Policyholder Assigns the Payments
When you choose to assign benefits directly to a funeral home, you maintain the right to choose where your service will be held. When you name the funeral home as the beneficiary of your policy, the costs are prepaid, leaving family members with little or no responsibility for payments. As the policyholder, you make the funeral home the primary beneficiary of your policy with any proceeds left over targeted for the next beneficiary on the policy. You make this assignment through your life insurance company.
A beneficiary of a life insurance policy can fill out an assignment form at the funeral home, which will allow payment of the settlement to go directly to the funeral home. Again, any money left over is given back to the beneficiaries named once the funeral expenses are settled. Typically, the forms needed for a beneficiary assignment are available through the funeral home directly or you can ask your life insurance agent to provide you with the necessary documentation.
Caveats for Assignments
Once you decide on a beneficiary, it’s up to that person to assign the life insurance proceeds over to the funeral home. If the beneficiary decides not to participate in the funeral financially, he can keep the proceeds of the payoff, so if your intention is to use your life insurance policy to pay for your funeral expenses, either make the funeral home the beneficiary or choose a trustworthy beneficiary who will follow your wishes. At the same time, use only a reputable funeral home for direct payments from your policy – one that has been around for a while and is run by an experienced family or corporation.

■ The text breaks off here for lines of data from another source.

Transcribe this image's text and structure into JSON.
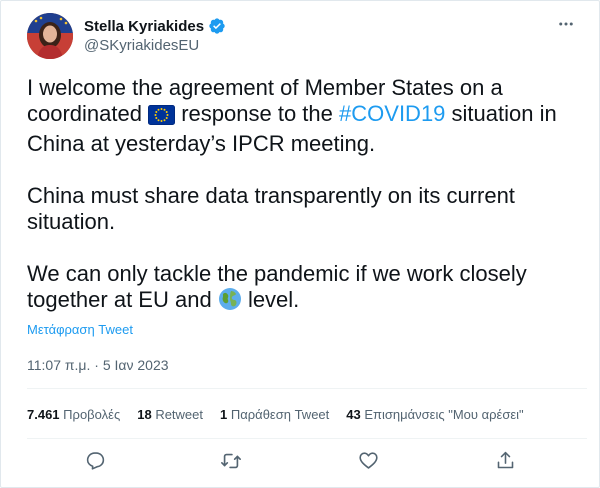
{
  "tweet": {
    "author": {
      "display_name": "Stella Kyriakides",
      "handle": "@SKyriakidesEU",
      "avatar_icon": "profile-photo"
    },
    "more_icon": "more-horizontal-icon",
    "paragraphs": {
      "p1": {
        "before_flag": "I welcome the agreement of Member States on a coordinated",
        "flag_icon": "eu-flag-emoji",
        "after_flag": "response to the",
        "hashtag": "#COVID19",
        "end": "situation in China at yesterday’s IPCR meeting."
      },
      "p2": "China must share data transparently on its current situation.",
      "p3": {
        "before_globe": "We can only tackle the pandemic if we work closely together at EU and",
        "globe_icon": "globe-emoji",
        "after_globe": "level."
      }
    },
    "translate_label": "Μετάφραση Tweet",
    "timestamp": "11:07 π.μ. · 5 Ιαν 2023",
    "stats": {
      "views_count": "7.461",
      "views_label": "Προβολές",
      "retweets_count": "18",
      "retweets_label": "Retweet",
      "quotes_count": "1",
      "quotes_label": "Παράθεση Tweet",
      "likes_count": "43",
      "likes_label": "Επισημάνσεις \"Μου αρέσει\""
    },
    "actions": {
      "reply_icon": "reply-icon",
      "retweet_icon": "retweet-icon",
      "like_icon": "heart-icon",
      "share_icon": "share-icon"
    },
    "colors": {
      "link": "#1d9bf0",
      "text": "#0f1419",
      "muted": "#536471",
      "divider": "#eff3f4"
    }
  }
}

Instead of relying on an insurance policy, you can take other measures to ensure your funeral expenses will be paid for by opening a pre-paid account directly with a funeral home. The home will set up a payment plan to which you make monthly payments. While the funds will not earn interest like a money market account earmarked for final expenses, you are assured the money goes where you want it to. For example, your savings will go to your estate, which may or may not want to pay for your expenses. Additionally, your estate may get held up in court, leaving family members on the hook for paying the funeral home.
Linda Ray is an award-winning journalist with more than 20 years reporting experience. She's covered business for newspapers and magazines, including the "Greenville News," "Success Magazine" and "American City Business Journals." Ray holds a journalism degree and teaches writing, career development and an FDIC course called "Money Smart."